(HermiteH is the fellow you want). In the previous session we claimed that the
Hermite polynomials obey the orthogonality relation
( ) ( ) ( )
n m
n
m n
n dx x H x H x
,
2
! 2 exp δ π = −


∞ −
.
Use Mathematica to verify a few special cases. Prove the general case. To do this it
is convenient to show that (58) is equivalent to
( ) ( ) ( ) ( )
2 2
exp exp 1 x
dx
d
x x H
n
n
n
− |
.
|

\
|
− =
and do a lot of integration by parts. You might like to look into Hermite polynomials a
bit more: try an intermediate level quantum mechanics text, Abramowitz and Stegun
or Eric’s World of Math on the Wolfram website.
5 In (73) we have the compound form of the K distribution. Use Mathematica to
evaluate this integral, checking that a K does indeed emerge. Consider another
integral representation
( ) ( )( )
ν −

+ =

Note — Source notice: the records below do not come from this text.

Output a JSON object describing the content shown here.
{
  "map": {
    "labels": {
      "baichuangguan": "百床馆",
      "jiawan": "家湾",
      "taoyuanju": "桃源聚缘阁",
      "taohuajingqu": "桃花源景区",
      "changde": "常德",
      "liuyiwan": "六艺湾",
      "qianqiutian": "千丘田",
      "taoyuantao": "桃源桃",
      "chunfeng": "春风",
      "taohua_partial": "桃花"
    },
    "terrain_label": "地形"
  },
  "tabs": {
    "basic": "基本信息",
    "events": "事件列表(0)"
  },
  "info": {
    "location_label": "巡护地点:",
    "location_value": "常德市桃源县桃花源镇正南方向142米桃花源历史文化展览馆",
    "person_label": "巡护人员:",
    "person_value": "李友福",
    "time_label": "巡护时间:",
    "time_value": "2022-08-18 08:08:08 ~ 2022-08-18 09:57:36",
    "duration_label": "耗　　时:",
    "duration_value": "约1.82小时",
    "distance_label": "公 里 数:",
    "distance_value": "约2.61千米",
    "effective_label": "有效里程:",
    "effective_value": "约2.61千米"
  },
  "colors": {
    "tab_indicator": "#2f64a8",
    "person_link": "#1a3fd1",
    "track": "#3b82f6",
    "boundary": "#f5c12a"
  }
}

b u z u uJ du z P
o
4 1
2
1
2
0
Check that this leads to the same form for ( ) z P . Can you demonstrate that this fellow
is equivalent to (73) without evaluating either of them explicitly? Evaluate the
characteristic function of the K distribution,
( ) ( ) ( )


− =
0
exp dz z P sz s C
and find out what you can about your answer.